The album begins with a bang. “Footprints” is the first song the listener hears. Upbeat and with a full band it sets a nice tone for the songs to follow. Williams sings, “You’ll see footprints walking away, that’s me saying goodbye. So long.” This song conjures up the painful feeling of unreciprocated love. It also conjures up that moment when one realizes it’s time to leave the one you love in the past. Saying goodbye to someone that just can’t give you what you want and what you need is one of the hardest things to do. It’s hard, but when it’s time to go, one knows and heeding the call often leads to better things. “Footprints” also explores that meaningful and hopeful feeling we often carry thinking our forlorn love may not be in vein, they may in fact change their mind – so then we move on but also keep the door open.
Williams is a storyteller. One can hear this on “Sometimes It’s A Song”, where he sings, “Sometimes it’s the rain you hear and sometimes it’s a song. Lately this whole drifters world don’t fit me at all.” The simplicity of this song enables the beautiful piano counterpoint, the wistful lyrics, and the affable melody to sit naturally on the ear in a quite lovely way. We make choices in life, there’s a give and take. To have the life we want, we often have to choose between love and success, and as you gain one thing, you often lose something else. This sentiment of what we lose and give up, what we miss when it’s gone, and what those holes have been replaced with is beautifully evoked.

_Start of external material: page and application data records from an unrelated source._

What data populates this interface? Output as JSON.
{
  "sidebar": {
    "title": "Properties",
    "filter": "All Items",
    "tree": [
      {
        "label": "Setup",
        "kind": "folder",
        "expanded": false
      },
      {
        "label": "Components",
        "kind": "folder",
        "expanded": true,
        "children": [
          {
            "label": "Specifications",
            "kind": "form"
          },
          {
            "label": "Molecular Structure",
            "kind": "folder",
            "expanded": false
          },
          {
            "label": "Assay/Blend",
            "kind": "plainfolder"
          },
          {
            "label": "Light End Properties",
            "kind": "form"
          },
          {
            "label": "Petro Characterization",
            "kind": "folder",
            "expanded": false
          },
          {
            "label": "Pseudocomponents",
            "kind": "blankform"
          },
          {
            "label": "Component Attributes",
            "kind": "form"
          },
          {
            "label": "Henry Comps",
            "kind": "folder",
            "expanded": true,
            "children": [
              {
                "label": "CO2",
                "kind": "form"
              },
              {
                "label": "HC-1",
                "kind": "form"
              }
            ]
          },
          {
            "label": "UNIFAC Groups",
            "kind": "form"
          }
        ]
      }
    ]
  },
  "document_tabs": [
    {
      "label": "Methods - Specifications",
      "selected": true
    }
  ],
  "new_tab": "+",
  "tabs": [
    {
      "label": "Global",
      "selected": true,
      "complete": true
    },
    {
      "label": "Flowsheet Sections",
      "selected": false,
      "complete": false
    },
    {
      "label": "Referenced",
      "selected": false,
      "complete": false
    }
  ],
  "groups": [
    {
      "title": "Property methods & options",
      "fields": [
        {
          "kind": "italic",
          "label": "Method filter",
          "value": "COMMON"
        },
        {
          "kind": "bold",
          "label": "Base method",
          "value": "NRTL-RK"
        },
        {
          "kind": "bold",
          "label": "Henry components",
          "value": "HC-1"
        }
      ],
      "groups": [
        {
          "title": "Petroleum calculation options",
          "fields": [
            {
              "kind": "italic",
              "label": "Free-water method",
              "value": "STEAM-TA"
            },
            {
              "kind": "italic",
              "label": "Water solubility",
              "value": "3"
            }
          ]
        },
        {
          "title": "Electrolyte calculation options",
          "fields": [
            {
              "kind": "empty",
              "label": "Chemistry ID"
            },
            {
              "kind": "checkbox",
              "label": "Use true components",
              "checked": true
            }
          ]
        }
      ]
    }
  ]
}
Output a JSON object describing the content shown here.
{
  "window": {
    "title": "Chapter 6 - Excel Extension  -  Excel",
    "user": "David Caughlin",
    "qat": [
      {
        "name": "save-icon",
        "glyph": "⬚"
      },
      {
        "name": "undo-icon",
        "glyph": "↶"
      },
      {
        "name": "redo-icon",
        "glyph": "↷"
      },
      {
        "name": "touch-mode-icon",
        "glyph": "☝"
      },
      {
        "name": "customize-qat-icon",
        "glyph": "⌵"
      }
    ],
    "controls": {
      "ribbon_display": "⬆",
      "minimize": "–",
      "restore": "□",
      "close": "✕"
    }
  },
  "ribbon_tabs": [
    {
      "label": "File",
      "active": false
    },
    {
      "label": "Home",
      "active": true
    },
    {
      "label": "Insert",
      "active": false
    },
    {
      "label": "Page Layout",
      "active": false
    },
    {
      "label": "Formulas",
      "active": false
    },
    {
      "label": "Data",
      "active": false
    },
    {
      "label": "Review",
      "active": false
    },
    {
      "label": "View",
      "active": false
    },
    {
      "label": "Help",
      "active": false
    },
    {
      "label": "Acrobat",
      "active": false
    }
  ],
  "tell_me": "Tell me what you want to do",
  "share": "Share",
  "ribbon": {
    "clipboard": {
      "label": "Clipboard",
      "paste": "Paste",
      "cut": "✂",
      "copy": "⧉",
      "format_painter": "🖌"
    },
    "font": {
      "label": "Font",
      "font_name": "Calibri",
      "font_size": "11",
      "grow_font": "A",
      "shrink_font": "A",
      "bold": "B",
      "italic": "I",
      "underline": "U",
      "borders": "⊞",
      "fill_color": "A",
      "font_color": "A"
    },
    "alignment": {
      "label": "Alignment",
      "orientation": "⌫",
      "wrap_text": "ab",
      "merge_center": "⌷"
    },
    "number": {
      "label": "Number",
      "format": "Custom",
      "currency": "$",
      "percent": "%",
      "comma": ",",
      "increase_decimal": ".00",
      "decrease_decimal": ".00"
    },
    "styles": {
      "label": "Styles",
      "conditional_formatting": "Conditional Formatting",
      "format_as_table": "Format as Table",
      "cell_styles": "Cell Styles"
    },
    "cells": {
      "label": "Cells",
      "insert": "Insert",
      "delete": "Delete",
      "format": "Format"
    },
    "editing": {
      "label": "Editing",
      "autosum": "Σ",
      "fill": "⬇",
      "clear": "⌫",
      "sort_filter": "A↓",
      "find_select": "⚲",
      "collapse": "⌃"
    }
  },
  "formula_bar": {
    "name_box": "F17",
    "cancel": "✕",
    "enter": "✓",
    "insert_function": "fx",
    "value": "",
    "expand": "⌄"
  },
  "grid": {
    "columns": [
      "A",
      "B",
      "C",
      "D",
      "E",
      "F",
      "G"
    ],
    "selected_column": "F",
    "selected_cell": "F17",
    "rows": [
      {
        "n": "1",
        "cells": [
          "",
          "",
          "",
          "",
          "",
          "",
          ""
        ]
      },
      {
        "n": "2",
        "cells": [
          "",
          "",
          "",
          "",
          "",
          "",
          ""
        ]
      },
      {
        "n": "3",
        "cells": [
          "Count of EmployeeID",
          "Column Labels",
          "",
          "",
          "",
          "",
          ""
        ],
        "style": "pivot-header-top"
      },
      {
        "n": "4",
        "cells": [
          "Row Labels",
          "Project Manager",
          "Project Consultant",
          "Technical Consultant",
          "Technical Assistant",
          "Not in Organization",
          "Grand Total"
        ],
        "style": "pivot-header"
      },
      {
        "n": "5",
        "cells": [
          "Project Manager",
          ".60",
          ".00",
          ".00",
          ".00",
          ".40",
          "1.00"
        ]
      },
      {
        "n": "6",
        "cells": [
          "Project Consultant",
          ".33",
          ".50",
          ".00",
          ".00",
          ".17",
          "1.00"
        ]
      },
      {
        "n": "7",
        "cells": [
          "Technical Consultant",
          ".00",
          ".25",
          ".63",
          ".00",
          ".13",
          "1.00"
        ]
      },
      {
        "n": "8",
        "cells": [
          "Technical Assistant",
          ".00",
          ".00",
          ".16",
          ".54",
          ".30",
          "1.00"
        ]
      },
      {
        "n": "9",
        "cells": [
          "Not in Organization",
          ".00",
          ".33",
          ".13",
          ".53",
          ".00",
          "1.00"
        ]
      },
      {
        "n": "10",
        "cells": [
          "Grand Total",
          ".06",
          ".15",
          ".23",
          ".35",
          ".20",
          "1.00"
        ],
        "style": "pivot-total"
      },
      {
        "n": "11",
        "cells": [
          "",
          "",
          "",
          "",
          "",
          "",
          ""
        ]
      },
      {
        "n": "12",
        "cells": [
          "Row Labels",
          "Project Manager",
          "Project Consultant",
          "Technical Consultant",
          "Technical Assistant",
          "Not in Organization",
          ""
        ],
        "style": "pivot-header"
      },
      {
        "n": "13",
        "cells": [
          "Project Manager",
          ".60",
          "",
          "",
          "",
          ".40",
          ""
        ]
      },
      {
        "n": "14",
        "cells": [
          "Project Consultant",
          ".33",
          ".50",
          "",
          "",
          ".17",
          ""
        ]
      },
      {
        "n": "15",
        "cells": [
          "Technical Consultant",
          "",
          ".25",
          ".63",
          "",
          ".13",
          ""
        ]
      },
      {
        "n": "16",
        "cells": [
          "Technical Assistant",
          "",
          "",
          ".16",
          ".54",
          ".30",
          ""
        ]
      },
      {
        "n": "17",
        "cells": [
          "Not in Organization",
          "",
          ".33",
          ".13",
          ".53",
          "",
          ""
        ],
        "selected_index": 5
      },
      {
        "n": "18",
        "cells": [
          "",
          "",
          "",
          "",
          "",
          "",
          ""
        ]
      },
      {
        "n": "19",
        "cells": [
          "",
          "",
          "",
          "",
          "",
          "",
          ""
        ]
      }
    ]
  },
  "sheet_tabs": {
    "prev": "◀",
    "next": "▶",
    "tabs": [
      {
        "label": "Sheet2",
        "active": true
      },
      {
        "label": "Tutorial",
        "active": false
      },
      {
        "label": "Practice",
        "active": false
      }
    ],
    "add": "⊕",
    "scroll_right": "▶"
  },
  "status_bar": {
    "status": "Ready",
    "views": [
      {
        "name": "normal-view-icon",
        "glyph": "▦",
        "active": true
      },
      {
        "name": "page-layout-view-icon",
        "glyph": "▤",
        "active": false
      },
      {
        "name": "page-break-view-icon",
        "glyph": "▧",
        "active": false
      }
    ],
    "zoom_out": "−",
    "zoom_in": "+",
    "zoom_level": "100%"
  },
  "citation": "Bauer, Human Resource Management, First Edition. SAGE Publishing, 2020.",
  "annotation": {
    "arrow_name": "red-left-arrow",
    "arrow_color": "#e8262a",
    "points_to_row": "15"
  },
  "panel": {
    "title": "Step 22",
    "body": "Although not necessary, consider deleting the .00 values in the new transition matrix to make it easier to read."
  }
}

Overall, there’s a nice range of instrumentation on the album, lending itself effectively to the needs of each track. Some tracks are better acoustic, some are better with a fuller band sound. Williams understands this and this distinction makes for a well rounded album. “You’ve been a Bad Christian” and “Henry and Maria” are my least favorite songs on the album. However, each song has a beautiful story, a message, and a lovely simplicity. I recommend this as a Winter download.